* _PROBLEM TO SOLVE_
Write out all the data again, exactly as it stands.

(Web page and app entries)
* * *
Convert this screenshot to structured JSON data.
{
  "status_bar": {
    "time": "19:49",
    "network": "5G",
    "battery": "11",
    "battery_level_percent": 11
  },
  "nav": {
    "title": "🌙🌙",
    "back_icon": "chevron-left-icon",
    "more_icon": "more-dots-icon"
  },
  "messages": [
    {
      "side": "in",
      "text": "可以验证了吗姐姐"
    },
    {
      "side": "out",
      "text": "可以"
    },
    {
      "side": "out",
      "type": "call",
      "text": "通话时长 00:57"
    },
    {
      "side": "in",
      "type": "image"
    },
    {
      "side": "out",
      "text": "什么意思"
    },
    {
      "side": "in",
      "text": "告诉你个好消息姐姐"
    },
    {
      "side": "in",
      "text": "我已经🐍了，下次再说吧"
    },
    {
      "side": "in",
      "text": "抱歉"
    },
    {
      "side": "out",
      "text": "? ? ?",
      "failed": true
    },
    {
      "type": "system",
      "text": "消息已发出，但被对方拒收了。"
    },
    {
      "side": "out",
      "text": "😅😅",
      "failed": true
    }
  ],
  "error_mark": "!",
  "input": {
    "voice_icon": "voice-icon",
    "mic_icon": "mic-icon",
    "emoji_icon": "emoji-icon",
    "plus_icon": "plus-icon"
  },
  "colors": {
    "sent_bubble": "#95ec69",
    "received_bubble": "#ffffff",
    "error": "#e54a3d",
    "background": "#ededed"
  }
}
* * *
* _WRITTEN REPLY_
Convert this screenshot to structured JSON data.
{
  "status_bar": {
    "time": "19:49",
    "network": "5G",
    "battery": "11",
    "battery_level_percent": 11
  },
  "nav": {
    "title": "🌙🌙",
    "back_icon": "chevron-left-icon",
    "more_icon": "more-dots-icon"
  },
  "messages": [
    {
      "side": "in",
      "text": "可以验证了吗姐姐"
    },
    {
      "side": "out",
      "text": "可以"
    },
    {
      "side": "out",
      "type": "call",
      "text": "通话时长 00:57"
    },
    {
      "side": "in",
      "type": "image"
    },
    {
      "side": "out",
      "text": "什么意思"
    },
    {
      "side": "in",
      "text": "告诉你个好消息姐姐"
    },
    {
      "side": "in",
      "text": "我已经🐍了，下次再说吧"
    },
    {
      "side": "in",
      "text": "抱歉"
    },
    {
      "side": "out",
      "text": "? ? ?",
      "failed": true
    },
    {
      "type": "system",
      "text": "消息已发出，但被对方拒收了。"
    },
    {
      "side": "out",
      "text": "😅😅",
      "failed": true
    }
  ],
  "error_mark": "!",
  "input": {
    "voice_icon": "voice-icon",
    "mic_icon": "mic-icon",
    "emoji_icon": "emoji-icon",
    "plus_icon": "plus-icon"
  },
  "colors": {
    "sent_bubble": "#95ec69",
    "received_bubble": "#ffffff",
    "error": "#e54a3d",
    "background": "#ededed"
  }
}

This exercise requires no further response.